▶ _Task brief_
What is the number of lines in the data holding the word "this"? Give that number by itself.

Content starts

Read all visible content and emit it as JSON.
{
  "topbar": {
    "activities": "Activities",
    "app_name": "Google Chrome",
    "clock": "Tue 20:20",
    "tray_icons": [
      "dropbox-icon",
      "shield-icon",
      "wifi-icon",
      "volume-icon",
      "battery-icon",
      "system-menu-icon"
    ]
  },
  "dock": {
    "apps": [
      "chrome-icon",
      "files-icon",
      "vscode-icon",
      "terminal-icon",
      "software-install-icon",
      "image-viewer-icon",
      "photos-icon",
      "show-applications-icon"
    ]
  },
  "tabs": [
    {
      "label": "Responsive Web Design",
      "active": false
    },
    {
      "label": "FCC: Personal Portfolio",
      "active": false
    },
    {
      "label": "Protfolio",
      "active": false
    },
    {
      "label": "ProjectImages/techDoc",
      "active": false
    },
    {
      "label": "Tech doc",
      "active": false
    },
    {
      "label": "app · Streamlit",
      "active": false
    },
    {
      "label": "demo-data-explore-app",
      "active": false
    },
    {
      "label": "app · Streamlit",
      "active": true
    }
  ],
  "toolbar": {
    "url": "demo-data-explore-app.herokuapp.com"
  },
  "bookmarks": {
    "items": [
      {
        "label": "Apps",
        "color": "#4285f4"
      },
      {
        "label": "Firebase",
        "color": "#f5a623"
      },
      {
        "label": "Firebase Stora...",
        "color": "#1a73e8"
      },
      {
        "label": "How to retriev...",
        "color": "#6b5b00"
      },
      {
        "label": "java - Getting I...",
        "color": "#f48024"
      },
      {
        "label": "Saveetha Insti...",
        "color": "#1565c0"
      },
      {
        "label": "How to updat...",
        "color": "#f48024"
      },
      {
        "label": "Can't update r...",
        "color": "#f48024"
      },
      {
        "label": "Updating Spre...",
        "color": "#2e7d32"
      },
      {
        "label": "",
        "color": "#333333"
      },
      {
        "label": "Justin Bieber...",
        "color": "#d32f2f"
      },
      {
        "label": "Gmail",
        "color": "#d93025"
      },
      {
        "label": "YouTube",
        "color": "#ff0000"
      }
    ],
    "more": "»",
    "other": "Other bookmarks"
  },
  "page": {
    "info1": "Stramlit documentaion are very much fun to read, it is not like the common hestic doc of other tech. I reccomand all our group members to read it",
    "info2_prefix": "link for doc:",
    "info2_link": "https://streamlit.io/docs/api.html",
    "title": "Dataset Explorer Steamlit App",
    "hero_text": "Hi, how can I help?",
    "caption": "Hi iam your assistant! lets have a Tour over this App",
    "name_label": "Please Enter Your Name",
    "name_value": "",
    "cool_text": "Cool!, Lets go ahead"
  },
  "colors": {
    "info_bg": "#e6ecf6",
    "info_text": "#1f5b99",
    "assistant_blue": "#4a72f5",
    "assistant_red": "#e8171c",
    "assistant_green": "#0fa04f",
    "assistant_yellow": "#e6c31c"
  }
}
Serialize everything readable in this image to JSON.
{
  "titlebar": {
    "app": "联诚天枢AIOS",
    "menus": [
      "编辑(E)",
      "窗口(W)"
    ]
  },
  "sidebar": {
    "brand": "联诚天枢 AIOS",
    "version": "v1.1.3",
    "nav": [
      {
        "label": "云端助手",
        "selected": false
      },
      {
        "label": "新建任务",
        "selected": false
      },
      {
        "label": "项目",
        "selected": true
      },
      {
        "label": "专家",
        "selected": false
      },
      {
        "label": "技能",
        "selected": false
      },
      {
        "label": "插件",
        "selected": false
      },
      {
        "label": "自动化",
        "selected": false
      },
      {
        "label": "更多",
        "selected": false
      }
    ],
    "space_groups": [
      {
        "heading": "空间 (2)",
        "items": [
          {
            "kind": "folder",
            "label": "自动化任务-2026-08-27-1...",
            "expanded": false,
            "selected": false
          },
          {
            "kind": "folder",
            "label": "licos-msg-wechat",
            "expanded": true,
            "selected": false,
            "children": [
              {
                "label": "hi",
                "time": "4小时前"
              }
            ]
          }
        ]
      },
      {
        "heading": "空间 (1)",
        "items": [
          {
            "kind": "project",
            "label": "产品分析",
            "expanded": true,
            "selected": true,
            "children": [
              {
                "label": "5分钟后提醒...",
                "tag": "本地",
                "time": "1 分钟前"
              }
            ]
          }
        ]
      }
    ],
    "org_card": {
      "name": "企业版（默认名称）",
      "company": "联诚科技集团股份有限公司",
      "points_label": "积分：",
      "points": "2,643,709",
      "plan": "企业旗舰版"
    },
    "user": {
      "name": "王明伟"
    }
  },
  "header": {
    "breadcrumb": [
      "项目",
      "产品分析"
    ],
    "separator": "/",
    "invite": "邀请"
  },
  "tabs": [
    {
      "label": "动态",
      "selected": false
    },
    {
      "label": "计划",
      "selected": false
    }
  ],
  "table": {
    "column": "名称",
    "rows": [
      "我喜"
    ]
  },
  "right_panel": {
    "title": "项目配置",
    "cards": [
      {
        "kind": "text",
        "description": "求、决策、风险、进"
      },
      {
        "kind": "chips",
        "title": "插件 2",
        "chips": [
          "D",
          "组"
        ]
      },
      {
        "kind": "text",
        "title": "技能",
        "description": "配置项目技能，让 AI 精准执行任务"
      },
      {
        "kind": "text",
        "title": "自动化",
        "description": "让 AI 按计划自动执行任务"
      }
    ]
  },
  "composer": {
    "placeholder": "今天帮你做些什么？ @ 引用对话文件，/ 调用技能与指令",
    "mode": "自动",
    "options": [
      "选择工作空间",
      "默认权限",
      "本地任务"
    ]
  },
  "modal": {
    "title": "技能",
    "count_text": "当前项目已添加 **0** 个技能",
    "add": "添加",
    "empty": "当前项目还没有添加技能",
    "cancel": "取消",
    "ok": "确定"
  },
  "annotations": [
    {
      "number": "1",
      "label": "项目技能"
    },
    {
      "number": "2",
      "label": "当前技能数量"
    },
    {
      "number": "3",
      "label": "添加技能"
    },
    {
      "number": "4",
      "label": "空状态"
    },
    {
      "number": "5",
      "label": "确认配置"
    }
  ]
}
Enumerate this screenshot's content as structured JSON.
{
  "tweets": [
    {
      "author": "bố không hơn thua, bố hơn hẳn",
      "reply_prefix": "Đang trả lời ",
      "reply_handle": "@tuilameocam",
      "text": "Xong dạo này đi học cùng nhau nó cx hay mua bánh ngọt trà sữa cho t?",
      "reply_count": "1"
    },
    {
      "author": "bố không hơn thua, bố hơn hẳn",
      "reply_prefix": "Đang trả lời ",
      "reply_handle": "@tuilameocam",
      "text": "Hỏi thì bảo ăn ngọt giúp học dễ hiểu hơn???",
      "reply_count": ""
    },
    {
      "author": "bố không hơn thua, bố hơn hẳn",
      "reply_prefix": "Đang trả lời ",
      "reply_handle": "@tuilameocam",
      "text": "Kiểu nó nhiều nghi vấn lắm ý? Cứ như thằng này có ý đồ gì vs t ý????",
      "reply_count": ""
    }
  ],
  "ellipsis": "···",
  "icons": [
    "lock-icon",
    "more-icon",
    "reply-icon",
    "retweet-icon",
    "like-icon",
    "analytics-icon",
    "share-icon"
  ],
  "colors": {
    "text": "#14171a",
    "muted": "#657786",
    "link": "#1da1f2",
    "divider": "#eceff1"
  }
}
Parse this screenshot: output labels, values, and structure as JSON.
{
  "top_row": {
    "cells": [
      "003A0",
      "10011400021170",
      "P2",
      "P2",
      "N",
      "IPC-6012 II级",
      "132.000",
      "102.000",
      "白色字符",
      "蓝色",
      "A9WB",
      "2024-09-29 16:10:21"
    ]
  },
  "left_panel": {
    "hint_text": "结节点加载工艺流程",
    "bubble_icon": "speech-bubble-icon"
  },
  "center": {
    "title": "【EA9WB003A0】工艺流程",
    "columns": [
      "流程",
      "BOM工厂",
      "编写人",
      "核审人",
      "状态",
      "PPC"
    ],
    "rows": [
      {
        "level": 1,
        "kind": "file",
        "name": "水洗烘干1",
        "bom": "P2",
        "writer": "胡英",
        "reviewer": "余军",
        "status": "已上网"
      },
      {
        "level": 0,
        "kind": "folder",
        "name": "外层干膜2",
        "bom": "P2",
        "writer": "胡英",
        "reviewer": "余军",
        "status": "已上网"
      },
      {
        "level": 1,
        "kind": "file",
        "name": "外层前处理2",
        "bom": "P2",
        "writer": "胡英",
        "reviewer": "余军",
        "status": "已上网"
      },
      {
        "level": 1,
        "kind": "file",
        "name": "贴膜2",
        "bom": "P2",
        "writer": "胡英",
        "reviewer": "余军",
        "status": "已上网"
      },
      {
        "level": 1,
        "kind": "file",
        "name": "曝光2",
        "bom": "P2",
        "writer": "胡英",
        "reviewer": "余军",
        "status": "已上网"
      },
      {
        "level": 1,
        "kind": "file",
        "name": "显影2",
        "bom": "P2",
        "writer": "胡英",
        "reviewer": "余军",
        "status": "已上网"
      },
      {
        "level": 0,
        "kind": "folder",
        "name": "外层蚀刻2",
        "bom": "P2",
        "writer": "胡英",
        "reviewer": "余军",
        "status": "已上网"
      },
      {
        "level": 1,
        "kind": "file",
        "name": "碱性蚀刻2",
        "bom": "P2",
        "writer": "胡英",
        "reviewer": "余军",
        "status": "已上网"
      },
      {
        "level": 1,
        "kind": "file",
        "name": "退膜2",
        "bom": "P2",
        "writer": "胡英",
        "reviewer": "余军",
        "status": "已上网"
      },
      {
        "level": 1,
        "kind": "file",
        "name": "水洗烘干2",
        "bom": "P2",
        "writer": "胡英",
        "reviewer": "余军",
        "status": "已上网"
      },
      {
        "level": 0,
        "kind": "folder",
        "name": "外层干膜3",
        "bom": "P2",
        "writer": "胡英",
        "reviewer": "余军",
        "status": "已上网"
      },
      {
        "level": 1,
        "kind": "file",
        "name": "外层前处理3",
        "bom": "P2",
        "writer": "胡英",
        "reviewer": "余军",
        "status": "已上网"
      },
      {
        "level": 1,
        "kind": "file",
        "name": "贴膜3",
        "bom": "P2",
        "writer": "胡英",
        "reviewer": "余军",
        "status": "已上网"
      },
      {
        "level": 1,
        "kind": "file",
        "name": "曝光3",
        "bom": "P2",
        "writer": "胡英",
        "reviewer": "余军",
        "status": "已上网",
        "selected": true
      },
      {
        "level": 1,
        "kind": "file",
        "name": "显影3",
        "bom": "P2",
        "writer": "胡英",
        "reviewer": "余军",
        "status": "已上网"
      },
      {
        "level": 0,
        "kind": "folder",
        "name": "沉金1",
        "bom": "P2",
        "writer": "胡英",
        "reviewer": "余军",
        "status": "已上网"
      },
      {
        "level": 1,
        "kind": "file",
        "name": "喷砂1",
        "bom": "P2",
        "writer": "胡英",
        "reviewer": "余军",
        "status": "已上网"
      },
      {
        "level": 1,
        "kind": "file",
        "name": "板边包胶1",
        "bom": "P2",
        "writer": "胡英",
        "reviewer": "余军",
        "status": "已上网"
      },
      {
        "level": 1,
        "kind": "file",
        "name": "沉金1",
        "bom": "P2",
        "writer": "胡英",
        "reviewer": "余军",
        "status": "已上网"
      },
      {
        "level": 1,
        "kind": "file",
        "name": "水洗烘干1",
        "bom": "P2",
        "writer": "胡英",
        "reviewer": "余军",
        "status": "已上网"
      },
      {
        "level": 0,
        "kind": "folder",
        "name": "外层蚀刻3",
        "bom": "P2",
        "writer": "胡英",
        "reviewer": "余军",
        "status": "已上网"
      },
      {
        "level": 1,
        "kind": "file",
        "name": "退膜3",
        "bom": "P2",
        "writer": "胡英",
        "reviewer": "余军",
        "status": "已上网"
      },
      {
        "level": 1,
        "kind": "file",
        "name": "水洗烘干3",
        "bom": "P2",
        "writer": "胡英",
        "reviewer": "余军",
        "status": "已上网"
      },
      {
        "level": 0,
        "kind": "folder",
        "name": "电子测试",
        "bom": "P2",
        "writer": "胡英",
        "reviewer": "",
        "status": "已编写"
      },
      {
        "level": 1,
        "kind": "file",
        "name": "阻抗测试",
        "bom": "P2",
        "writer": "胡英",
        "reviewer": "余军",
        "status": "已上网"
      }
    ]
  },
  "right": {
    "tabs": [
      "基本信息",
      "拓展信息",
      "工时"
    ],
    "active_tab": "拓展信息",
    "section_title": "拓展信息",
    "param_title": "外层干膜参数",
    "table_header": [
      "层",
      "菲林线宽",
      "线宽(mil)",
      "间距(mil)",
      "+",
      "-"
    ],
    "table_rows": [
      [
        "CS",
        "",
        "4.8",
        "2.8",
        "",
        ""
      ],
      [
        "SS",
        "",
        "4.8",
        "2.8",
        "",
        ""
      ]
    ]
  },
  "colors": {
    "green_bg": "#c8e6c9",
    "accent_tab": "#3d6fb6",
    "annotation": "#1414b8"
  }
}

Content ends

▶ _The completed task_
4